Well, I’m done with The Night Land and all the works it inspired. But I’m not done with Hodgson.
Review: The Ghost Pirates, William Hope Hodgson, 1909.
When you hear the title, you might think this is a story of brutal, spectral pirates coming ashore like John Carpenter’s The Fog or some otherworldly, cutlass-clenched-in-teeth figure out of The Pirates of the Caribbean films. You’d be vaguely right but mostly wrong.
Imagine you’re a seaman on watch. It’s a calm night. The moon is out. The ship is far from shore and other ships. Then you see “the form of a man” stepping on board the ship.
Hodgson was fond of his narrators and here the sailor Jessop relates his story to an unknown party. The novel starts (well, after a sea shanty of Hodgson’s invention) with “He began without any circumlocution”.
We hear how Jessop signed on with the Mortzestus in San Francisco, a ship “right enough so far as grub and treatment went” but with a reputation of being haunted.
Whether the ship actually is haunted and what “haunted” means will be on Jessop’s mind as he relates the strange events onboard the ship.

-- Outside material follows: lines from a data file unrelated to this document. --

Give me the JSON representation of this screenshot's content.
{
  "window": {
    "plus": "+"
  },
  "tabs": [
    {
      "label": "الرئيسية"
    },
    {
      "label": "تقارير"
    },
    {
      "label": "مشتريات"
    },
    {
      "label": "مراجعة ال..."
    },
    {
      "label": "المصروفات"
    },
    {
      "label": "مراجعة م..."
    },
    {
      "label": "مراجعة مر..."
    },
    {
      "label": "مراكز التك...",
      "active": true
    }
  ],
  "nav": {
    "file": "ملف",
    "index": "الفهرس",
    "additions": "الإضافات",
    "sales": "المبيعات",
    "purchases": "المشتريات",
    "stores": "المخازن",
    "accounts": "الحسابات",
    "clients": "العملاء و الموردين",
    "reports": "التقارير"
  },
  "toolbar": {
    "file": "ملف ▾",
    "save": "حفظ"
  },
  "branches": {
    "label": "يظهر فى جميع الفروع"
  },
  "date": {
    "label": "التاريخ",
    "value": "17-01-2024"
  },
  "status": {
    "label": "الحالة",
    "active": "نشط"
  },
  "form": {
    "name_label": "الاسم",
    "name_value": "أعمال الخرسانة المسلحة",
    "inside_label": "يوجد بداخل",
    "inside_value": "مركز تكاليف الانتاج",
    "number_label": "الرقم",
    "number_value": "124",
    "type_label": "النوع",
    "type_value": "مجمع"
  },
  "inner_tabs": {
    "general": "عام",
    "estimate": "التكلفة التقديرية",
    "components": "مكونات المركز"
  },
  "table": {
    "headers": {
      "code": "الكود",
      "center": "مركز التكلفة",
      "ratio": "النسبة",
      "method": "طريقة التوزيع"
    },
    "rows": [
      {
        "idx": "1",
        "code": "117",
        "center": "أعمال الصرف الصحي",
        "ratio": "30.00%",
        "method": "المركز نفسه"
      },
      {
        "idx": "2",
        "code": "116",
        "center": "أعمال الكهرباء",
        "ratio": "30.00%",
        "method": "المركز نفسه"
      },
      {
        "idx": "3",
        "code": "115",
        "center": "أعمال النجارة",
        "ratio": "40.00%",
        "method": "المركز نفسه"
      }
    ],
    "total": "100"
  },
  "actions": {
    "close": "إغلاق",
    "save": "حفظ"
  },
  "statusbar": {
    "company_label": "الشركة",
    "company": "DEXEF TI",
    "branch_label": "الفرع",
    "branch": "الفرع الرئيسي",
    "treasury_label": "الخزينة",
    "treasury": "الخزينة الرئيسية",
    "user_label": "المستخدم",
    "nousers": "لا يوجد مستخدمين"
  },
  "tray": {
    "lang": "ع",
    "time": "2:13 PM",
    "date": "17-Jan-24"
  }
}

It starts with that figure climbing aboard and will go on to mysterious fights in the rigging, dead men on the deck, and a wondrous and unexpected climax.
Hodgson’s tale is fairly sparse in its escalation of tension and weirdness. He doesn’t spend a lot of time in characterization. At first, it seems that only a few men beside Jessop see anything unusual. But others may know more. Even before he boards the ship, Jessop hears of sails mysteriously loosened at night and that there are “too many shadows” on the ship. Jessop wonders if the Second Mate really does disbelieve his reports of oddities or just doesn’t want to acknowledge them.
Surprisingly, for a man who at the beginning of his literary career who publicly expressed his deep dissatisfaction about his career as a sailor, Hodgson doesn’t portray any of the common seamen or officers as brutish or unlikeable. Some will show great courage.
The unknown editor of the Delphi Classics edition I read says, in an introduction to the novel, that this is the final volume in a “loose trilogy” of cosmic horror that also includes The Boats of the “Glen Carrig” and The House on the Borderland. Hodgson, in his preface to the novel, doesn’t actually use the phrase “cosmic horror”. He does say those three books deal with “certain conceptions that have an elemental kinship”.
The Mortzestus, Jessop speculates, is on the border between our world and another dimension. In that regard, it is the same as the dwelling in The House on the Borderland. And this novel deals with dangers and wonders that cannot really be explained, just conceptualized through fumbling, inexact metaphors. The horror is not conquered or defeated. One must endure it.
And, at novel’s end, the horror must not even be spoken of or acknowledged.
If you don’t mind a welter of nautical terms, you’ll find this short novel provides moments, especially at the end, of wonder. Even with all the jargon of masts and rigging, its prose still feels the most modern of any of Hodgson’s novels.